:: GIVEN DATA ::

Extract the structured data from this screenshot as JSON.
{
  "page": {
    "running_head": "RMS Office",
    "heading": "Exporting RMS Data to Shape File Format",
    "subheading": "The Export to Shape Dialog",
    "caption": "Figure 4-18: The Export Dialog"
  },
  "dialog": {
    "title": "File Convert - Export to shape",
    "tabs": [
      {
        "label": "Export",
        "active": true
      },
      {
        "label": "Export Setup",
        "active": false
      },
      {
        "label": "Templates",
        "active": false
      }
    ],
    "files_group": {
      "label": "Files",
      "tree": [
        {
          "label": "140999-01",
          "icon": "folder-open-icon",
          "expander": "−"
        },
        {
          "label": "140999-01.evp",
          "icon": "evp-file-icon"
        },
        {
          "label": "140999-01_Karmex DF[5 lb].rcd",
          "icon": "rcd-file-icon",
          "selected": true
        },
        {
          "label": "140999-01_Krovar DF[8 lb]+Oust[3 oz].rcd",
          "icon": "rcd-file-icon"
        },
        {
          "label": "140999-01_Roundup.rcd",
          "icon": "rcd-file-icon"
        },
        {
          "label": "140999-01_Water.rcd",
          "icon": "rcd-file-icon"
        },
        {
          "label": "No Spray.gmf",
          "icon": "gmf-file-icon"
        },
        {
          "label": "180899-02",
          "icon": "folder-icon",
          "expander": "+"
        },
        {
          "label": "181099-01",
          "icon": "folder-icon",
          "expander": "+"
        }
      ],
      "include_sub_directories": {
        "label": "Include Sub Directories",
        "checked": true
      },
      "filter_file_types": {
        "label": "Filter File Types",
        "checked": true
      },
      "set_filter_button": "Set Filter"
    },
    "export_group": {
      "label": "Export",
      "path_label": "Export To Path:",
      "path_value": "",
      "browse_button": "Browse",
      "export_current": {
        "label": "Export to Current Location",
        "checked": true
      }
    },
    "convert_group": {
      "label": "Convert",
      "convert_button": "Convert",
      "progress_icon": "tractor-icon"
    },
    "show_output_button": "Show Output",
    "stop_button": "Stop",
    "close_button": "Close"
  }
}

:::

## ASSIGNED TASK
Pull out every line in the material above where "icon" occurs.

## SOLUTION TO THE EXERCISE
          "icon": "folder-open-icon",
          "icon": "evp-file-icon"
          "icon": "rcd-file-icon",
          "icon": "rcd-file-icon"
          "icon": "rcd-file-icon"
          "icon": "rcd-file-icon"
          "icon": "gmf-file-icon"
          "icon": "folder-icon",
          "icon": "folder-icon",
      "progress_icon": "tractor-icon"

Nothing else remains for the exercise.